About SickKids

October 24, 2013

SickKids brings innovative spirit to national conference

innovation hub

SickKids’ innovative spirit was highlighted at this year’s annual conference of the Canadian Association of Paediatric Health Centres (CAPHC) at the Metro Toronto Convention Centre Oct. 20 -23.

Over 400 national delegates attended the conference entitled Innovations in Children’s Healthcare: from Inspiration to Application. The event was co-hosted by SickKids.

During the conference Mary Jo Haddad, President and CEO of SickKids, was presented with CAPHC’s 2013 Contribution to Child Health Award.

“Courage and creativity are essential for creating a culture of innovation,” Haddad said in her presentation on enabling innovation in children’s health. “SickKids defines innovation as new ways of thinking and doing that imagine a better future and create value for patients, families, funders, staff and society.”

“What is different today is the incredible urgency around generating new and better ways of doing things. We’re all talking about innovation. At SickKids, we don’t view innovation as something to call on when times get tough, it’s something that we practice every day and is a part of who we are.”
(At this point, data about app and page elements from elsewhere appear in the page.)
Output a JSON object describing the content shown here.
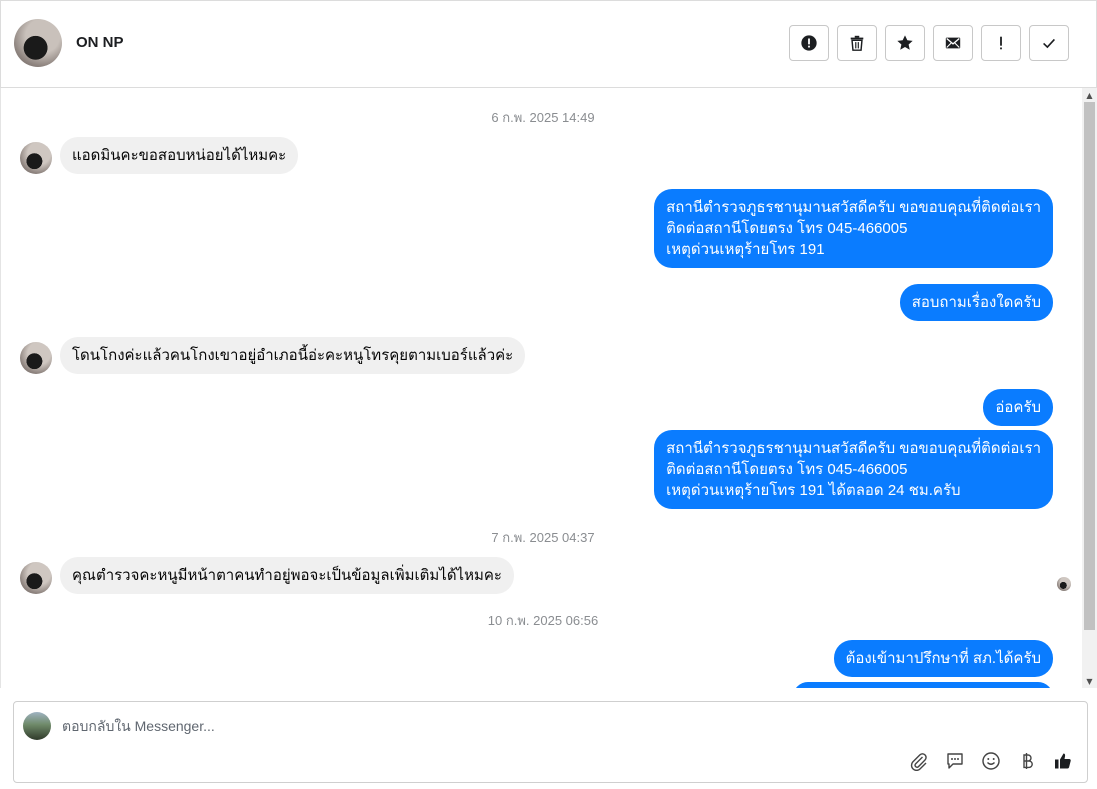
{
  "header": {
    "contact_name": "ON NP",
    "toolbar": [
      {
        "name": "spam-button",
        "icon": "alert-circle-icon"
      },
      {
        "name": "delete-button",
        "icon": "trash-icon"
      },
      {
        "name": "star-button",
        "icon": "star-icon"
      },
      {
        "name": "mark-unread-button",
        "icon": "envelope-icon"
      },
      {
        "name": "important-button",
        "icon": "exclamation-icon"
      },
      {
        "name": "done-button",
        "icon": "check-icon"
      }
    ]
  },
  "conversation": {
    "timestamps": [
      "6 ก.พ. 2025 14:49",
      "7 ก.พ. 2025 04:37",
      "10 ก.พ. 2025 06:56"
    ],
    "messages": [
      {
        "from": "in",
        "text": "แอดมินคะขอสอบหน่อยได้ไหมคะ"
      },
      {
        "from": "out",
        "text": "สถานีตำรวจภูธรชานุมานสวัสดีครับ ขอขอบคุณที่ติดต่อเรา\nติดต่อสถานีโดยตรง โทร 045-466005\nเหตุด่วนเหตุร้ายโทร 191"
      },
      {
        "from": "out",
        "text": "สอบถามเรื่องใดครับ"
      },
      {
        "from": "in",
        "text": "โดนโกงค่ะแล้วคนโกงเขาอยู่อำเภอนี้อ่ะคะหนูโทรคุยตามเบอร์แล้วค่ะ"
      },
      {
        "from": "out",
        "text": "อ่อครับ"
      },
      {
        "from": "out",
        "text": "สถานีตำรวจภูธรชานุมานสวัสดีครับ ขอขอบคุณที่ติดต่อเรา\nติดต่อสถานีโดยตรง โทร 045-466005\nเหตุด่วนเหตุร้ายโทร 191 ได้ตลอด 24 ชม.ครับ"
      },
      {
        "from": "in",
        "text": "คุณตำรวจคะหนูมีหน้าตาคนทำอยู่พอจะเป็นข้อมูลเพิ่มเติมได้ไหมคะ"
      },
      {
        "from": "out",
        "text": "ต้องเข้ามาปรึกษาที่ สภ.ได้ครับ"
      }
    ]
  },
  "composer": {
    "placeholder": "ตอบกลับใน Messenger...",
    "tools": [
      "paperclip-icon",
      "chat-bubble-icon",
      "emoji-icon",
      "baht-icon",
      "thumbs-up-icon"
    ]
  },
  "colors": {
    "outgoing_bubble": "#0a7cff",
    "incoming_bubble": "#f0f0f0",
    "timestamp_text": "#8a8d91"
  }
}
SickKids presented its Innovation Hub at the conference’s exhibit fair, demonstrating the impact innovation has on health outcomes. Five interactive displays showed the innovative thinking, collaboration and cutting-edge technology developed at SickKids that may enable knowledge translation globally.
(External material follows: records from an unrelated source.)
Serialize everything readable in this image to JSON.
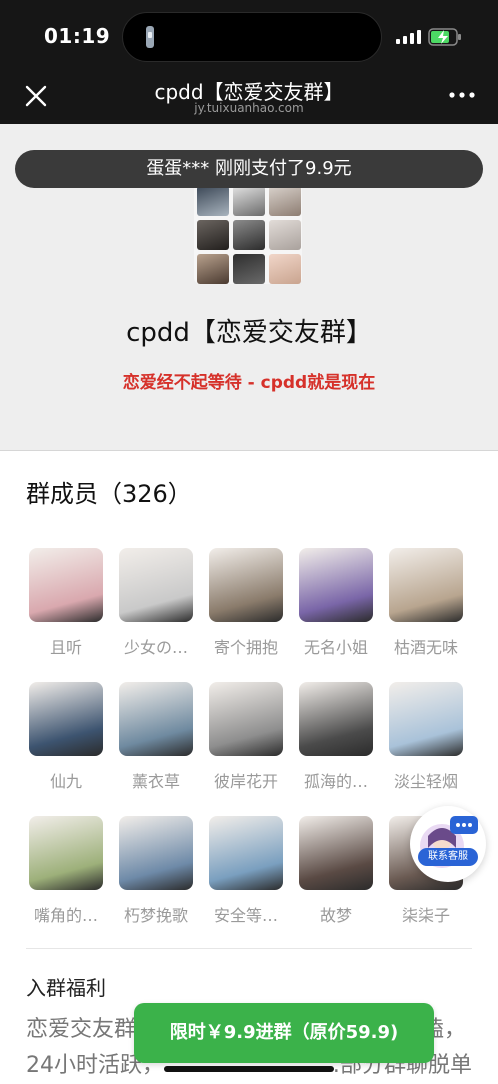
{
  "status_bar": {
    "time": "01:19"
  },
  "nav": {
    "title": "cpdd【恋爱交友群】",
    "subtitle": "jy.tuixuanhao.com"
  },
  "ticker": {
    "text": "蛋蛋*** 刚刚支付了9.9元"
  },
  "group": {
    "name": "cpdd【恋爱交友群】",
    "slogan": "恋爱经不起等待 - cpdd就是现在"
  },
  "members": {
    "title": "群成员（326）",
    "items": [
      {
        "name": "且听",
        "tone": "#d9a8ae"
      },
      {
        "name": "少女の…",
        "tone": "#c9c9c9"
      },
      {
        "name": "寄个拥抱",
        "tone": "#8a7b6b"
      },
      {
        "name": "无名小姐",
        "tone": "#7a66a8"
      },
      {
        "name": "枯酒无味",
        "tone": "#b8a58f"
      },
      {
        "name": "仙九",
        "tone": "#3d5470"
      },
      {
        "name": "薰衣草",
        "tone": "#6f8aa0"
      },
      {
        "name": "彼岸花开",
        "tone": "#8e8e8e"
      },
      {
        "name": "孤海的…",
        "tone": "#4b4b4b"
      },
      {
        "name": "淡尘轻烟",
        "tone": "#a9c2d9"
      },
      {
        "name": "嘴角的…",
        "tone": "#9db07a"
      },
      {
        "name": "朽梦挽歌",
        "tone": "#6e8aa8"
      },
      {
        "name": "安全等…",
        "tone": "#7a9fbf"
      },
      {
        "name": "故梦",
        "tone": "#5a4a44"
      },
      {
        "name": "柒柒子",
        "tone": "#6a5a52"
      }
    ]
  },
  "benefits": {
    "title": "入群福利",
    "text": "恋爱交友群，……………………………唠嗑，24小时活跃，……………………部分群聊脱单"
  },
  "floating_service": {
    "label": "联系客服"
  },
  "join_button": {
    "label": "限时￥9.9进群（原价59.9)"
  },
  "colors": {
    "accent_green": "#3bb24a",
    "slogan_red": "#d6312a",
    "service_blue": "#2a64d6"
  }
}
  •  OtoSim, an otoscopy training system, has been shown to improve the accuracy of diagnosing ear pathologies by 44 per cent through its effective simulation experience.
  • Daily Continuous Improvement (Daily CIP) is a new lean management system that engages all frontline staff and includes team huddles and status updates to improve problem solving, empower staff, and better manage the tasks of the day. Over 800 improvements have been implemented through Daily CIP at SickKids.
  • The neurosimulator, constructed from silicone rubber and encased in a 3D-printed skull, looks and feels like a real brain and helps to improve training for neurosurgery teams.
  • WiKidea, an online crowdsourcing tool has been used to share hundreds of ideas at SickKids, engaging all staff in solving complex problems across many areas including patient and staff experience, system processes and more.
  • The Bedside Paediatric Early Warning System (BedsidePEWS) can identify children at risk of cardiac arrest with at least one hour’s notice and empowers clinicians by giving them real-time accurate data to make the best care decisions.

Next year’s CAPHC conference will take place Oct. 19 - 22 in Calgary.